Why You Should Be Chilling Your Red Wine
The case for red as the perfect summer wine.
I know we don’t know each other, but I’m here to tell you that your red wine is too warm. And while technically your kitchen at 5:45 on a sunny May day is “room temperature,” it’s not the room temperature that’s specified for serving red wine. That’s more like a cool, windowless room in your basement. (Think any room in your house where you’d be uncomfortable in shorts—that’s the room for room temperature.)
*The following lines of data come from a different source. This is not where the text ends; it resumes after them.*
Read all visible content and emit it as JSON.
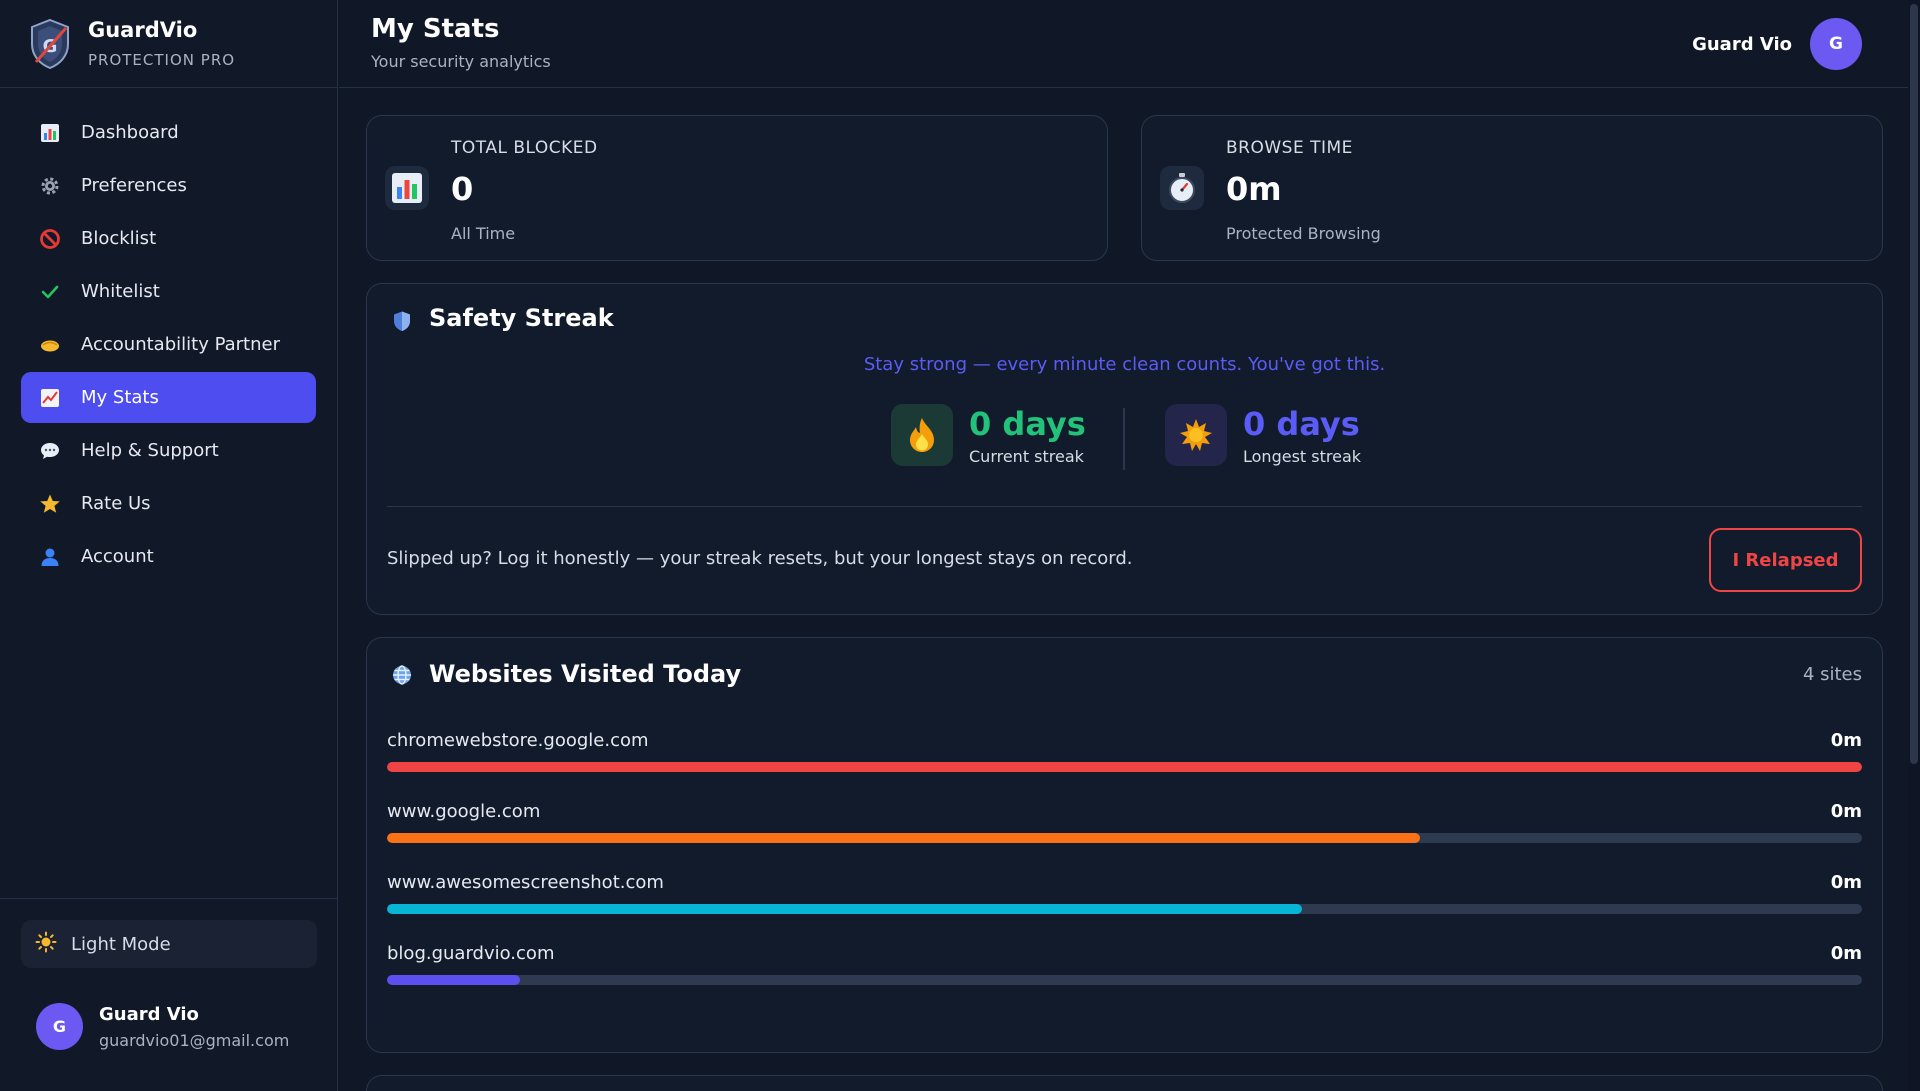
{
  "brand": {
    "name": "GuardVio",
    "subtitle": "PROTECTION PRO"
  },
  "sidebar": {
    "items": [
      {
        "label": "Dashboard",
        "icon": "bar-chart-icon",
        "active": false
      },
      {
        "label": "Preferences",
        "icon": "gear-icon",
        "active": false
      },
      {
        "label": "Blocklist",
        "icon": "prohibited-icon",
        "active": false
      },
      {
        "label": "Whitelist",
        "icon": "check-icon",
        "active": false
      },
      {
        "label": "Accountability Partner",
        "icon": "handshake-icon",
        "active": false
      },
      {
        "label": "My Stats",
        "icon": "chart-up-icon",
        "active": true
      },
      {
        "label": "Help & Support",
        "icon": "speech-bubble-icon",
        "active": false
      },
      {
        "label": "Rate Us",
        "icon": "star-icon",
        "active": false
      },
      {
        "label": "Account",
        "icon": "user-icon",
        "active": false
      }
    ],
    "light_mode_label": "Light Mode",
    "user": {
      "initial": "G",
      "name": "Guard Vio",
      "email": "guardvio01@gmail.com"
    }
  },
  "header": {
    "title": "My Stats",
    "subtitle": "Your security analytics",
    "user_name": "Guard Vio",
    "user_initial": "G"
  },
  "stats": {
    "total_blocked": {
      "label": "TOTAL BLOCKED",
      "value": "0",
      "note": "All Time",
      "icon": "bar-chart-icon"
    },
    "browse_time": {
      "label": "BROWSE TIME",
      "value": "0m",
      "note": "Protected Browsing",
      "icon": "stopwatch-icon"
    }
  },
  "streak": {
    "title": "Safety Streak",
    "icon": "shield-icon",
    "motivation": "Stay strong — every minute clean counts. You've got this.",
    "current": {
      "value": "0 days",
      "label": "Current streak",
      "icon": "fire-icon"
    },
    "longest": {
      "value": "0 days",
      "label": "Longest streak",
      "icon": "sun-icon"
    },
    "relapse_text": "Slipped up? Log it honestly — your streak resets, but your longest stays on record.",
    "relapse_button": "I Relapsed"
  },
  "websites": {
    "title": "Websites Visited Today",
    "icon": "globe-icon",
    "count": "4 sites",
    "items": [
      {
        "name": "chromewebstore.google.com",
        "time": "0m",
        "fill": 1.0,
        "color": "#ef4444"
      },
      {
        "name": "www.google.com",
        "time": "0m",
        "fill": 0.7,
        "color": "#f97316"
      },
      {
        "name": "www.awesomescreenshot.com",
        "time": "0m",
        "fill": 0.62,
        "color": "#06b6d4"
      },
      {
        "name": "blog.guardvio.com",
        "time": "0m",
        "fill": 0.09,
        "color": "#5b4ff0"
      }
    ]
  },
  "colors": {
    "accent": "#4e4df0",
    "current_streak": "#22c27a",
    "longest_streak": "#5b5cf5",
    "danger": "#f04545"
  }
}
But on top of this, there are some red wines—gamay, bardolino, beaujolais, basic pinot noir, zweigelt—that actually lend themselves to an even colder presentation, especially in the summer months. As in dunk-them-in-an-ice-bath colder. These wines’ main traits—light and fruity—can turn to thin, sloppy and unfocused when served too warm. The key here is selection: a bottle like OCP’s Narrative, which is a juicy blend of gamay and syrah with very light tannins, takes the cool like Steve McQueen, whereas a more structured take on gamay (Blue Mountain or Haywire, for example, where the nose and subtlety are more important) should stick with the aforementioned room temperature. Fire up the ice buckets!